### Problem statement
Your answer must consist solely of the line containing "Transcribe this image's" and each line after it through the end of the data, copied exactly.

### Source data
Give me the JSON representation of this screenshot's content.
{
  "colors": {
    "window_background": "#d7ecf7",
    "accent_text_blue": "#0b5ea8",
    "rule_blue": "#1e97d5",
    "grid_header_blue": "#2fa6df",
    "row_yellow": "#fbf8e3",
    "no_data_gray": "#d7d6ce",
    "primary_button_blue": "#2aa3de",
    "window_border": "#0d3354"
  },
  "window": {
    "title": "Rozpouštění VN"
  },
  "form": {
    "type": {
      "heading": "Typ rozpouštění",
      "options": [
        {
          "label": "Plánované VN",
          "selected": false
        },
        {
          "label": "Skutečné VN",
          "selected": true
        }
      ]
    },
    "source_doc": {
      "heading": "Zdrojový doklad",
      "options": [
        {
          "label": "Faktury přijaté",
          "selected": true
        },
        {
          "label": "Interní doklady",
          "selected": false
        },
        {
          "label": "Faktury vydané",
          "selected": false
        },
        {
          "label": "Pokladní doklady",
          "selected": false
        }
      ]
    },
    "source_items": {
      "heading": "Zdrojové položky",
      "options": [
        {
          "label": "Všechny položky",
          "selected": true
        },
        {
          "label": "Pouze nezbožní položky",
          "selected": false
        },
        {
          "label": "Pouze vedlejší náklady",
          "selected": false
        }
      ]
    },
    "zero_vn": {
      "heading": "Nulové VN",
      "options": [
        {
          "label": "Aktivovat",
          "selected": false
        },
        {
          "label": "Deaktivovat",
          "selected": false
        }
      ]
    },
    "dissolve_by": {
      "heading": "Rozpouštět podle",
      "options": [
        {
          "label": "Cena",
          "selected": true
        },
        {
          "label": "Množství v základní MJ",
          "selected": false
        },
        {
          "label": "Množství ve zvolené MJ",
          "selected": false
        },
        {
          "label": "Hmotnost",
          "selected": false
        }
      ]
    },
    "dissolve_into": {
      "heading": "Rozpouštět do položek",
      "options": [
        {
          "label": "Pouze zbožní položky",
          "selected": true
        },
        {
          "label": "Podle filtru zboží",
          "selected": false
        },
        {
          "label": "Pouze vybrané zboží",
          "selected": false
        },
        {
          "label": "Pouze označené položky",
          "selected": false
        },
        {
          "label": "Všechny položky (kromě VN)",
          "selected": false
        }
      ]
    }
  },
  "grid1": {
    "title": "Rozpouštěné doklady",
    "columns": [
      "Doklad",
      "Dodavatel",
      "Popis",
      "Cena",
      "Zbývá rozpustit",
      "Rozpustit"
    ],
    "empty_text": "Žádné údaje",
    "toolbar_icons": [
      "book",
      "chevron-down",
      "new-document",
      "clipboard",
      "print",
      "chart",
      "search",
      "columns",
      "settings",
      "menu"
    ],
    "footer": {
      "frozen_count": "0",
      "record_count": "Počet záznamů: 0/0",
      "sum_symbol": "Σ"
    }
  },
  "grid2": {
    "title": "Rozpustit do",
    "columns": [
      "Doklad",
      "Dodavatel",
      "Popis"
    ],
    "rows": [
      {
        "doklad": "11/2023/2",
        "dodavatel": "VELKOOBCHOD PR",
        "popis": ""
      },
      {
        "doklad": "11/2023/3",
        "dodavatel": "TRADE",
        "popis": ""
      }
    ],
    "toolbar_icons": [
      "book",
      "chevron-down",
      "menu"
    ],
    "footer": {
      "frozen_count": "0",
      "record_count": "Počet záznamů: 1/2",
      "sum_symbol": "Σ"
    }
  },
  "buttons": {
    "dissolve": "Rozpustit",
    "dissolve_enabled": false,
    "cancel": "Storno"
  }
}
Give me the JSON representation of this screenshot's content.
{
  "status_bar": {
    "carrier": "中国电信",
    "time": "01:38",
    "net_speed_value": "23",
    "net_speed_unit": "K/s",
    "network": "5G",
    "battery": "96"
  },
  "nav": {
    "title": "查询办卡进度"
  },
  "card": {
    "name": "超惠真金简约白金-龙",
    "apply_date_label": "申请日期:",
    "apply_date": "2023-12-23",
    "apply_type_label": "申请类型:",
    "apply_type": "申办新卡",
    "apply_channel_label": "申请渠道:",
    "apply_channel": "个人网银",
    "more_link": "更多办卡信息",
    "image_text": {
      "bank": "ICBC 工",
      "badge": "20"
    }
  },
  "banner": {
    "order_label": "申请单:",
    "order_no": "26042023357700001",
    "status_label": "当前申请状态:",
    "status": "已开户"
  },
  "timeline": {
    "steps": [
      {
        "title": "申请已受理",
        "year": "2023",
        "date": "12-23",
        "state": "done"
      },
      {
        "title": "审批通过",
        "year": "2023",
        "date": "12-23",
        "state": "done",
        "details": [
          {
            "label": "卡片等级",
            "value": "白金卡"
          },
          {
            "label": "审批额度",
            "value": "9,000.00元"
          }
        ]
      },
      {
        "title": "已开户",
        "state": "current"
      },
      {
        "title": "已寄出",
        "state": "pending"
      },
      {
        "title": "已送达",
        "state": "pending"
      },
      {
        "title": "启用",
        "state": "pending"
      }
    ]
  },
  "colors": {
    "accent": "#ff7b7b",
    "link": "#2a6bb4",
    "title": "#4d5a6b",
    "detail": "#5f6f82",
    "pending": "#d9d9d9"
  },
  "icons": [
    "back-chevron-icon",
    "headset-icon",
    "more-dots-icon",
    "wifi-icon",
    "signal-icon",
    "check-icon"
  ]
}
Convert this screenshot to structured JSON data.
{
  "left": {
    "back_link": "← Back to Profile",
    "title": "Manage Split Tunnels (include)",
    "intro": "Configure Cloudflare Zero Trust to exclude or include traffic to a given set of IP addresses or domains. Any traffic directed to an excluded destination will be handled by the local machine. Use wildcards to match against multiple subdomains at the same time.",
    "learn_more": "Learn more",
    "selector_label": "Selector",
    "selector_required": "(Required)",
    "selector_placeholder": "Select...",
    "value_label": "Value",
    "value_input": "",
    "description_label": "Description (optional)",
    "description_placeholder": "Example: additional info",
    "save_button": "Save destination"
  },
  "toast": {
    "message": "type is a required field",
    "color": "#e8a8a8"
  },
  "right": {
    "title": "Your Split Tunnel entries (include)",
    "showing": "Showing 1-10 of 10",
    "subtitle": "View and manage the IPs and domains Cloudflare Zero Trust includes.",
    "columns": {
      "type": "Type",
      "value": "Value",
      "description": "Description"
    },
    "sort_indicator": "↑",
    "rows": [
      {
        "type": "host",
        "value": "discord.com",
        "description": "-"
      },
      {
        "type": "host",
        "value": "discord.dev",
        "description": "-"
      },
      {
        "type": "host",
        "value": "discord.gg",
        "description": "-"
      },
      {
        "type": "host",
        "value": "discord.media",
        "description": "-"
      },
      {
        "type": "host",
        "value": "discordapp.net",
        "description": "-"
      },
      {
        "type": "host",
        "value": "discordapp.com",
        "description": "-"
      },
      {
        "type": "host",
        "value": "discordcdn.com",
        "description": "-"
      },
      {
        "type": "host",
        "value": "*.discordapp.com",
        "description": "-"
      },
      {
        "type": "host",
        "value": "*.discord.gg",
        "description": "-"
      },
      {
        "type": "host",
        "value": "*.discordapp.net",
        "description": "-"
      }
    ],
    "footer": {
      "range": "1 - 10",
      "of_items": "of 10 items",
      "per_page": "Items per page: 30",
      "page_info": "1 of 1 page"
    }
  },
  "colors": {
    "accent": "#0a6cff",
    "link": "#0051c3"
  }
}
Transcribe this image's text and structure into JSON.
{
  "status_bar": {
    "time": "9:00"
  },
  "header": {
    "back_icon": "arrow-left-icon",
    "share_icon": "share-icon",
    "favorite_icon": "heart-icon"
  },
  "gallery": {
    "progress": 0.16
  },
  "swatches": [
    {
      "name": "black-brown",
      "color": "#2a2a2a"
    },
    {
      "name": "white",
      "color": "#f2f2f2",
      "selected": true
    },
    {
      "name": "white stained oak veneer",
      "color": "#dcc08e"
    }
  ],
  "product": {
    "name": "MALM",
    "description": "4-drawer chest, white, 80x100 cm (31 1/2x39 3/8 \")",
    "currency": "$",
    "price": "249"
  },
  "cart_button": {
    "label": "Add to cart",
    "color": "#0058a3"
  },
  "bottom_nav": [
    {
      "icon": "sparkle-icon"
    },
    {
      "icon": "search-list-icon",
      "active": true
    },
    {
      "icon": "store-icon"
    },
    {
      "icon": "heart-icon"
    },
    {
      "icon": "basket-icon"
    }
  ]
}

### Exercise result
Transcribe this image's text and structure into JSON.
{
  "status_bar": {
    "time": "9:00"
  },
  "header": {
    "back_icon": "arrow-left-icon",
    "share_icon": "share-icon",
    "favorite_icon": "heart-icon"
  },
  "gallery": {
    "progress": 0.16
  },
  "swatches": [
    {
      "name": "black-brown",
      "color": "#2a2a2a"
    },
    {
      "name": "white",
      "color": "#f2f2f2",
      "selected": true
    },
    {
      "name": "white stained oak veneer",
      "color": "#dcc08e"
    }
  ],
  "product": {
    "name": "MALM",
    "description": "4-drawer chest, white, 80x100 cm (31 1/2x39 3/8 \")",
    "currency": "$",
    "price": "249"
  },
  "cart_button": {
    "label": "Add to cart",
    "color": "#0058a3"
  },
  "bottom_nav": [
    {
      "icon": "sparkle-icon"
    },
    {
      "icon": "search-list-icon",
      "active": true
    },
    {
      "icon": "store-icon"
    },
    {
      "icon": "heart-icon"
    },
    {
      "icon": "basket-icon"
    }
  ]
}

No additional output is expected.